Aim of the task: Look through the material below and copy every line containing the word "icon".

§ §

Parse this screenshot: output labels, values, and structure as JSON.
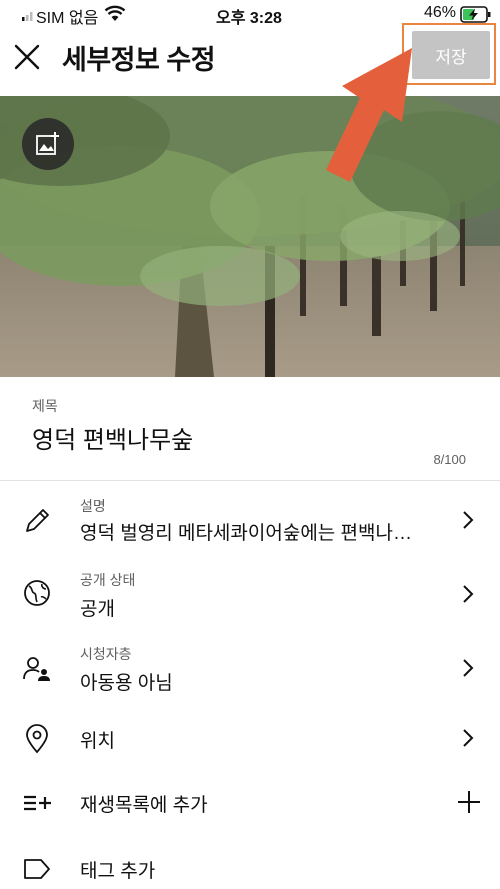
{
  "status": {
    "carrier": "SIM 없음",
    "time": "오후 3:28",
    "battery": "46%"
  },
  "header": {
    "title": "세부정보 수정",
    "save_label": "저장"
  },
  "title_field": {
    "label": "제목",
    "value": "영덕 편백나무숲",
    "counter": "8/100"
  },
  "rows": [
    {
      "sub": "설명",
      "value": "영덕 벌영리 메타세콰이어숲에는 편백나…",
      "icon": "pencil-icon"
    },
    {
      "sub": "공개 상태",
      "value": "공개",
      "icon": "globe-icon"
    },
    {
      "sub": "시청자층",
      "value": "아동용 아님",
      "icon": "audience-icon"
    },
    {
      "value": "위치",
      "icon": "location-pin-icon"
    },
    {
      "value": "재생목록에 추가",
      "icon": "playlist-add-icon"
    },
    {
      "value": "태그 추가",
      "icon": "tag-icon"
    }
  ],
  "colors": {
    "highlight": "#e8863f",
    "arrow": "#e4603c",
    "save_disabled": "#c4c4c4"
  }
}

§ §

Reply to the exercise:
      "icon": "pencil-icon"
      "icon": "globe-icon"
      "icon": "audience-icon"
      "icon": "location-pin-icon"
      "icon": "playlist-add-icon"
      "icon": "tag-icon"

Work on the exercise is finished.